Records supplied section start

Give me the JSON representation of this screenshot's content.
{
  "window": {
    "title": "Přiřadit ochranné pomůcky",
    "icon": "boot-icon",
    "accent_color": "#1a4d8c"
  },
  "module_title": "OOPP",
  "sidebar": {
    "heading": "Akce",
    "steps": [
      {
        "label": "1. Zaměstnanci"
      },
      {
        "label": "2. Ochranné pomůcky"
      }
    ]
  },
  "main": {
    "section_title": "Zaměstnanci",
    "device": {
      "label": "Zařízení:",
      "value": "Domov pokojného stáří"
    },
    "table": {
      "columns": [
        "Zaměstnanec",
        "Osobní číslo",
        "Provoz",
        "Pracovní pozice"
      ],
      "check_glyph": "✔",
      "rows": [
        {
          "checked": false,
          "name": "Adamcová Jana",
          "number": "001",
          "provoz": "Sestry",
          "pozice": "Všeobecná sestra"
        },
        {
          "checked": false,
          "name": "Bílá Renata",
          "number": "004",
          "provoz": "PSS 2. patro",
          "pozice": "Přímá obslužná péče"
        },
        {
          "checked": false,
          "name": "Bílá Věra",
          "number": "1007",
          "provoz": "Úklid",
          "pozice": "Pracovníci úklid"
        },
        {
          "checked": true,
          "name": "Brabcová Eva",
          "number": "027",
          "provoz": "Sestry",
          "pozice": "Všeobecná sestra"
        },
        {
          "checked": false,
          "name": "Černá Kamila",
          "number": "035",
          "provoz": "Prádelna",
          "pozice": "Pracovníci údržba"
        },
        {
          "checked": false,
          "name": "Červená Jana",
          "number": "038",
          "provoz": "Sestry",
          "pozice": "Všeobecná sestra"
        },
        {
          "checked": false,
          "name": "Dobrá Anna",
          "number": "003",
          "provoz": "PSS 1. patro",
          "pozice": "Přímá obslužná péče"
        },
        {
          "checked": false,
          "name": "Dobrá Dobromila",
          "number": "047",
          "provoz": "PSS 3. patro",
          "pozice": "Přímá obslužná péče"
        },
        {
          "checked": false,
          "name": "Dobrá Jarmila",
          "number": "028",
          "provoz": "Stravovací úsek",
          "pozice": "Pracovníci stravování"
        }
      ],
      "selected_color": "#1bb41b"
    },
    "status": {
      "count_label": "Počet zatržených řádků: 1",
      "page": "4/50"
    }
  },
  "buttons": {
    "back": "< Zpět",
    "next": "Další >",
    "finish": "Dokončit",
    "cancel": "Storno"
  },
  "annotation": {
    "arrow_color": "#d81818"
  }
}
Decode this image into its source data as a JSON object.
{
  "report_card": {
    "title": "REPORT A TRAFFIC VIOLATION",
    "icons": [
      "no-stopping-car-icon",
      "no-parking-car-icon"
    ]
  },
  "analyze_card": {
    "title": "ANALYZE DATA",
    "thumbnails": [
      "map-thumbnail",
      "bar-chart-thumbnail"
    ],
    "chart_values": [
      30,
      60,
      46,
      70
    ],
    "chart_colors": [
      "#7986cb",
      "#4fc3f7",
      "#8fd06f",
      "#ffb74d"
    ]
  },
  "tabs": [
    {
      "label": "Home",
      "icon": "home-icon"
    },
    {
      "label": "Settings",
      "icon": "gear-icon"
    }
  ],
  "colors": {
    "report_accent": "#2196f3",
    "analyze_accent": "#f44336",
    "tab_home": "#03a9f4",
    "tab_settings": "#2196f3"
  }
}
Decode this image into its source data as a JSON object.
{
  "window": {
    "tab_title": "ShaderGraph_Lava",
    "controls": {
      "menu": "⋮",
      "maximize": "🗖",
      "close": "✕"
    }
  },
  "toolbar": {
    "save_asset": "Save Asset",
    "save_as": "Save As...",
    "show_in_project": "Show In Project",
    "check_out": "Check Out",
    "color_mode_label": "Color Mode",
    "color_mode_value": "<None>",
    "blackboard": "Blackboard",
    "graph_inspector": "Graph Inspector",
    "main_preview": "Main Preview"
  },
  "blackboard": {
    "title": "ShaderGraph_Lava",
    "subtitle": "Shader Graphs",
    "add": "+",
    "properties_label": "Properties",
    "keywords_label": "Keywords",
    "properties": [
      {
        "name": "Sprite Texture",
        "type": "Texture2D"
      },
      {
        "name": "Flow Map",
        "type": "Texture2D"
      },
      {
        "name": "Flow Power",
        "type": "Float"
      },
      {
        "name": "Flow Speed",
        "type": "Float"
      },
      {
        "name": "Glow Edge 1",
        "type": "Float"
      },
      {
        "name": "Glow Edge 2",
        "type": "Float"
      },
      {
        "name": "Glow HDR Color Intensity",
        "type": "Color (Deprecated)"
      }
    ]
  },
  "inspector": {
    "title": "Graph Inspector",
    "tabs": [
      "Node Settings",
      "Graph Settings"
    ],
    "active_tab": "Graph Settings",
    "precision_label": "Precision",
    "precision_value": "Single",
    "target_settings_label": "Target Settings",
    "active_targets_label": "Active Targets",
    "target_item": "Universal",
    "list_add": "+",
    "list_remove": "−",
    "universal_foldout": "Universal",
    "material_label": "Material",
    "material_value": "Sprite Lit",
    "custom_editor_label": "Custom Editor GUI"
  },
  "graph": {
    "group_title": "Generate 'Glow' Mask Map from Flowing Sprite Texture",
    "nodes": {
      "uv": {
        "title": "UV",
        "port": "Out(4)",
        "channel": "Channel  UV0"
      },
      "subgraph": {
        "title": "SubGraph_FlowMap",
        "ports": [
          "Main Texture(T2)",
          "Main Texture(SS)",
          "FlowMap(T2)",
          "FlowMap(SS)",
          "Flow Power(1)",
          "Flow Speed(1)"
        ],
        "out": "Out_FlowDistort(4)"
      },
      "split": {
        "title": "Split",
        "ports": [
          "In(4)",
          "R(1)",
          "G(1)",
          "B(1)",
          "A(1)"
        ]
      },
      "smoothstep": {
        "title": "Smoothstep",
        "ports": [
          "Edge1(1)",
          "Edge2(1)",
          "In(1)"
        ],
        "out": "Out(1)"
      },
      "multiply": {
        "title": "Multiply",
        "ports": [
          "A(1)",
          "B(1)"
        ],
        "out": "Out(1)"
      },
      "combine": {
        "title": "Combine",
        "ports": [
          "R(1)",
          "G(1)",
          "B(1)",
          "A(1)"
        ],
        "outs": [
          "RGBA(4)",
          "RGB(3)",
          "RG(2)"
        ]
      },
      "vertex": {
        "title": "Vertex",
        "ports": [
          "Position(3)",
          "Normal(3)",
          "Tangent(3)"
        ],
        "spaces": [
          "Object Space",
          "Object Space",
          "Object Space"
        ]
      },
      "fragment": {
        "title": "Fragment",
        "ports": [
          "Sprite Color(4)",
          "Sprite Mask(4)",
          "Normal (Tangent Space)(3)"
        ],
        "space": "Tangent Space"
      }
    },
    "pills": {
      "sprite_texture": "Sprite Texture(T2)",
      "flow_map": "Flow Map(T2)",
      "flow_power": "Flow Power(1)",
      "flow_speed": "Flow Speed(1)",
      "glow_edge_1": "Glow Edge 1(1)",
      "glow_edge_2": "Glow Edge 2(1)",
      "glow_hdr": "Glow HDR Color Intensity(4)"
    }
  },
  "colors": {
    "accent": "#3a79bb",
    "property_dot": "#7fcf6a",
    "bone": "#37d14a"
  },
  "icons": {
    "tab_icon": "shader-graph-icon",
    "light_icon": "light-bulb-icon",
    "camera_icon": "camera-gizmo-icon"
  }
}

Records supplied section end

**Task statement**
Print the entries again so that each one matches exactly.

**Result**
Give me the JSON representation of this screenshot's content.
{
  "window": {
    "title": "Přiřadit ochranné pomůcky",
    "icon": "boot-icon",
    "accent_color": "#1a4d8c"
  },
  "module_title": "OOPP",
  "sidebar": {
    "heading": "Akce",
    "steps": [
      {
        "label": "1. Zaměstnanci"
      },
      {
        "label": "2. Ochranné pomůcky"
      }
    ]
  },
  "main": {
    "section_title": "Zaměstnanci",
    "device": {
      "label": "Zařízení:",
      "value": "Domov pokojného stáří"
    },
    "table": {
      "columns": [
        "Zaměstnanec",
        "Osobní číslo",
        "Provoz",
        "Pracovní pozice"
      ],
      "check_glyph": "✔",
      "rows": [
        {
          "checked": false,
          "name": "Adamcová Jana",
          "number": "001",
          "provoz": "Sestry",
          "pozice": "Všeobecná sestra"
        },
        {
          "checked": false,
          "name": "Bílá Renata",
          "number": "004",
          "provoz": "PSS 2. patro",
          "pozice": "Přímá obslužná péče"
        },
        {
          "checked": false,
          "name": "Bílá Věra",
          "number": "1007",
          "provoz": "Úklid",
          "pozice": "Pracovníci úklid"
        },
        {
          "checked": true,
          "name": "Brabcová Eva",
          "number": "027",
          "provoz": "Sestry",
          "pozice": "Všeobecná sestra"
        },
        {
          "checked": false,
          "name": "Černá Kamila",
          "number": "035",
          "provoz": "Prádelna",
          "pozice": "Pracovníci údržba"
        },
        {
          "checked": false,
          "name": "Červená Jana",
          "number": "038",
          "provoz": "Sestry",
          "pozice": "Všeobecná sestra"
        },
        {
          "checked": false,
          "name": "Dobrá Anna",
          "number": "003",
          "provoz": "PSS 1. patro",
          "pozice": "Přímá obslužná péče"
        },
        {
          "checked": false,
          "name": "Dobrá Dobromila",
          "number": "047",
          "provoz": "PSS 3. patro",
          "pozice": "Přímá obslužná péče"
        },
        {
          "checked": false,
          "name": "Dobrá Jarmila",
          "number": "028",
          "provoz": "Stravovací úsek",
          "pozice": "Pracovníci stravování"
        }
      ],
      "selected_color": "#1bb41b"
    },
    "status": {
      "count_label": "Počet zatržených řádků: 1",
      "page": "4/50"
    }
  },
  "buttons": {
    "back": "< Zpět",
    "next": "Další >",
    "finish": "Dokončit",
    "cancel": "Storno"
  },
  "annotation": {
    "arrow_color": "#d81818"
  }
}
Decode this image into its source data as a JSON object.
{
  "report_card": {
    "title": "REPORT A TRAFFIC VIOLATION",
    "icons": [
      "no-stopping-car-icon",
      "no-parking-car-icon"
    ]
  },
  "analyze_card": {
    "title": "ANALYZE DATA",
    "thumbnails": [
      "map-thumbnail",
      "bar-chart-thumbnail"
    ],
    "chart_values": [
      30,
      60,
      46,
      70
    ],
    "chart_colors": [
      "#7986cb",
      "#4fc3f7",
      "#8fd06f",
      "#ffb74d"
    ]
  },
  "tabs": [
    {
      "label": "Home",
      "icon": "home-icon"
    },
    {
      "label": "Settings",
      "icon": "gear-icon"
    }
  ],
  "colors": {
    "report_accent": "#2196f3",
    "analyze_accent": "#f44336",
    "tab_home": "#03a9f4",
    "tab_settings": "#2196f3"
  }
}
Decode this image into its source data as a JSON object.
{
  "window": {
    "tab_title": "ShaderGraph_Lava",
    "controls": {
      "menu": "⋮",
      "maximize": "🗖",
      "close": "✕"
    }
  },
  "toolbar": {
    "save_asset": "Save Asset",
    "save_as": "Save As...",
    "show_in_project": "Show In Project",
    "check_out": "Check Out",
    "color_mode_label": "Color Mode",
    "color_mode_value": "<None>",
    "blackboard": "Blackboard",
    "graph_inspector": "Graph Inspector",
    "main_preview": "Main Preview"
  },
  "blackboard": {
    "title": "ShaderGraph_Lava",
    "subtitle": "Shader Graphs",
    "add": "+",
    "properties_label": "Properties",
    "keywords_label": "Keywords",
    "properties": [
      {
        "name": "Sprite Texture",
        "type": "Texture2D"
      },
      {
        "name": "Flow Map",
        "type": "Texture2D"
      },
      {
        "name": "Flow Power",
        "type": "Float"
      },
      {
        "name": "Flow Speed",
        "type": "Float"
      },
      {
        "name": "Glow Edge 1",
        "type": "Float"
      },
      {
        "name": "Glow Edge 2",
        "type": "Float"
      },
      {
        "name": "Glow HDR Color Intensity",
        "type": "Color (Deprecated)"
      }
    ]
  },
  "inspector": {
    "title": "Graph Inspector",
    "tabs": [
      "Node Settings",
      "Graph Settings"
    ],
    "active_tab": "Graph Settings",
    "precision_label": "Precision",
    "precision_value": "Single",
    "target_settings_label": "Target Settings",
    "active_targets_label": "Active Targets",
    "target_item": "Universal",
    "list_add": "+",
    "list_remove": "−",
    "universal_foldout": "Universal",
    "material_label": "Material",
    "material_value": "Sprite Lit",
    "custom_editor_label": "Custom Editor GUI"
  },
  "graph": {
    "group_title": "Generate 'Glow' Mask Map from Flowing Sprite Texture",
    "nodes": {
      "uv": {
        "title": "UV",
        "port": "Out(4)",
        "channel": "Channel  UV0"
      },
      "subgraph": {
        "title": "SubGraph_FlowMap",
        "ports": [
          "Main Texture(T2)",
          "Main Texture(SS)",
          "FlowMap(T2)",
          "FlowMap(SS)",
          "Flow Power(1)",
          "Flow Speed(1)"
        ],
        "out": "Out_FlowDistort(4)"
      },
      "split": {
        "title": "Split",
        "ports": [
          "In(4)",
          "R(1)",
          "G(1)",
          "B(1)",
          "A(1)"
        ]
      },
      "smoothstep": {
        "title": "Smoothstep",
        "ports": [
          "Edge1(1)",
          "Edge2(1)",
          "In(1)"
        ],
        "out": "Out(1)"
      },
      "multiply": {
        "title": "Multiply",
        "ports": [
          "A(1)",
          "B(1)"
        ],
        "out": "Out(1)"
      },
      "combine": {
        "title": "Combine",
        "ports": [
          "R(1)",
          "G(1)",
          "B(1)",
          "A(1)"
        ],
        "outs": [
          "RGBA(4)",
          "RGB(3)",
          "RG(2)"
        ]
      },
      "vertex": {
        "title": "Vertex",
        "ports": [
          "Position(3)",
          "Normal(3)",
          "Tangent(3)"
        ],
        "spaces": [
          "Object Space",
          "Object Space",
          "Object Space"
        ]
      },
      "fragment": {
        "title": "Fragment",
        "ports": [
          "Sprite Color(4)",
          "Sprite Mask(4)",
          "Normal (Tangent Space)(3)"
        ],
        "space": "Tangent Space"
      }
    },
    "pills": {
      "sprite_texture": "Sprite Texture(T2)",
      "flow_map": "Flow Map(T2)",
      "flow_power": "Flow Power(1)",
      "flow_speed": "Flow Speed(1)",
      "glow_edge_1": "Glow Edge 1(1)",
      "glow_edge_2": "Glow Edge 2(1)",
      "glow_hdr": "Glow HDR Color Intensity(4)"
    }
  },
  "colors": {
    "accent": "#3a79bb",
    "property_dot": "#7fcf6a",
    "bone": "#37d14a"
  },
  "icons": {
    "tab_icon": "shader-graph-icon",
    "light_icon": "light-bulb-icon",
    "camera_icon": "camera-gizmo-icon"
  }
}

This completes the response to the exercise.